If that weren't enough, the vanilla flowers have only a one percent chance to pollinate naturally and all commercial growers pollinate them by hand. This has to happen within 12 hours of the flowers opening; after that the blooms fade and fall to the ground.

Vanilla farms don't look like tidy orchards with rows of trees neatly manicured but more like a rare jungle with high grasses and loud screeching tropical birds hiding in the lush foliage of the supporting trees. In this mish-mash of leaves the thick vanilla chords interweave with the rest of the foliage and hide the precious beans amidst the clutter, and the precious harvest looks so much like the leaves surrounding it that you have to be trained to find it.

After the flowers are pollinated the beans grow quickly and are ready for picking in about three weeks. At this point they are still green and thick and don't look like vanilla at all. They are placed in a box to sweat and then taken out into the sunlight for a few hours a day over a couple of weeks; last, they are placed to cure in the shade for another six weeks. After that they are finally ready to use.

Vanilla is like good wine, the older the beans the more intense their flavor as long as they are kept in an air tight container. Though the seeds - the vanilla caviar - are considered the best source for the delicious aroma the husks' flavor is just as intense, but because the outer shells are fibrous and almost impossible to chop they have to be scooped out of delicate desserts.

I always wanted to know what it would take to grow vanilla and now I do, so I would like to extend many thanks to vanilla growers all over the world who shared their expertise online.

Author's Bio: 

Main Areas: Garden Writing; Sustainable Gardening; Homegrown Harvest
Published Books: “Terra Two”; “Generations”
Career Focus: Author; Consummate Gardener;
Affiliation: All Year Garden; The Weekly Gardener; Francis Rosenfeld's Blog

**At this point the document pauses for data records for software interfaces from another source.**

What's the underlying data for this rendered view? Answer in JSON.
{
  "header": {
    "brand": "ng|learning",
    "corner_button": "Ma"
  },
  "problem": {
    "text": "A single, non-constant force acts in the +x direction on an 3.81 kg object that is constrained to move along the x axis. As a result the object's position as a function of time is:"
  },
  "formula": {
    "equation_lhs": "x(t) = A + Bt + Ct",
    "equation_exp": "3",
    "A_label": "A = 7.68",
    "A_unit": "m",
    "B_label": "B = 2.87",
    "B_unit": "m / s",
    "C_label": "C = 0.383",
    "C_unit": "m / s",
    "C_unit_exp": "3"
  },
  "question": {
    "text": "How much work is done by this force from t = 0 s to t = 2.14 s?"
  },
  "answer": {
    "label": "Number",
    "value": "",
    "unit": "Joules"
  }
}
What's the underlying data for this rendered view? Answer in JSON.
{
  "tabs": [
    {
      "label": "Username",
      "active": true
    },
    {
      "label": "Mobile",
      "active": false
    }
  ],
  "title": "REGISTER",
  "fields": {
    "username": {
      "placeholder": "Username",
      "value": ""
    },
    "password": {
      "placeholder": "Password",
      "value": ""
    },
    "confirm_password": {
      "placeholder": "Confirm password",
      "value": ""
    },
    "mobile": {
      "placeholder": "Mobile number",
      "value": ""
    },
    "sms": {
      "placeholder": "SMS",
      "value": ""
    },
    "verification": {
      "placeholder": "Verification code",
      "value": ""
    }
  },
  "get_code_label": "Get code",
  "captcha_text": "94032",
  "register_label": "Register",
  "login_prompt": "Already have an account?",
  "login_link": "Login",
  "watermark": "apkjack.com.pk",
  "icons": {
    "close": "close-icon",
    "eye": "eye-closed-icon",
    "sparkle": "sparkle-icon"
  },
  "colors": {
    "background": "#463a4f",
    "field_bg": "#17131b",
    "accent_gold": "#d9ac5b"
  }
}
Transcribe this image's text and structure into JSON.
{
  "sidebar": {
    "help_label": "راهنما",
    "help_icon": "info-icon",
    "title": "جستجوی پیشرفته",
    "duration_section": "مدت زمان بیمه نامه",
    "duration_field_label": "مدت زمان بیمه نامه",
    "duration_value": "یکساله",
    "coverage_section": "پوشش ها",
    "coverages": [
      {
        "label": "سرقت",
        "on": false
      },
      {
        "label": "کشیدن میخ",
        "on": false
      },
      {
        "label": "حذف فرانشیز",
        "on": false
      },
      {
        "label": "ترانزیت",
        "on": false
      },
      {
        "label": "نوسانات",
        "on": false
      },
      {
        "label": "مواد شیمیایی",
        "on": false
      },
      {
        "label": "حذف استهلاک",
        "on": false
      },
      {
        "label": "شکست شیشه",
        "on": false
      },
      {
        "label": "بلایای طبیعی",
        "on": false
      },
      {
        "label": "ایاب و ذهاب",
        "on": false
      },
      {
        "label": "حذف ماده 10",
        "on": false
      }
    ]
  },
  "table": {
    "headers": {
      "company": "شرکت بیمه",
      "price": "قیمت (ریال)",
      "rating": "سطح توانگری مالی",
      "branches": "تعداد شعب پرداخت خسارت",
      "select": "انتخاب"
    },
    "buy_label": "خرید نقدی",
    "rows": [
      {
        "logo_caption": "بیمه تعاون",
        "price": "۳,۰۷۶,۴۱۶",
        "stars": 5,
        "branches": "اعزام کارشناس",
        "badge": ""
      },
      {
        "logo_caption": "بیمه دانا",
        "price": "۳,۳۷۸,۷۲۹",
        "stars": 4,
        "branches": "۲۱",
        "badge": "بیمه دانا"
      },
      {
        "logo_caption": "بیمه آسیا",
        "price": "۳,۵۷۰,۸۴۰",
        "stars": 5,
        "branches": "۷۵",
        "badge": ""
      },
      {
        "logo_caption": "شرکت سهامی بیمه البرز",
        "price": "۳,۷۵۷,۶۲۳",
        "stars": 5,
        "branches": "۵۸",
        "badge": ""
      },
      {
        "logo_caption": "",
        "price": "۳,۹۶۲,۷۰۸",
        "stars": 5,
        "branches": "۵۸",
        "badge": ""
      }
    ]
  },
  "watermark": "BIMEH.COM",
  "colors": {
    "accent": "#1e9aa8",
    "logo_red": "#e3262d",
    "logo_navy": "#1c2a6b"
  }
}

I started blogging in 2010, to share the joy of growing all things green and the beauty of the garden through the seasons. Two garden blogs were born: allyeargarden.com and theweeklygardener.com, a periodical that followed it one year later. I wanted to assemble an informal compendium of the things I learned from my grandfather, wonderful books, educational websites, and my own experience, in the hope that other people might use it in their own gardening practice.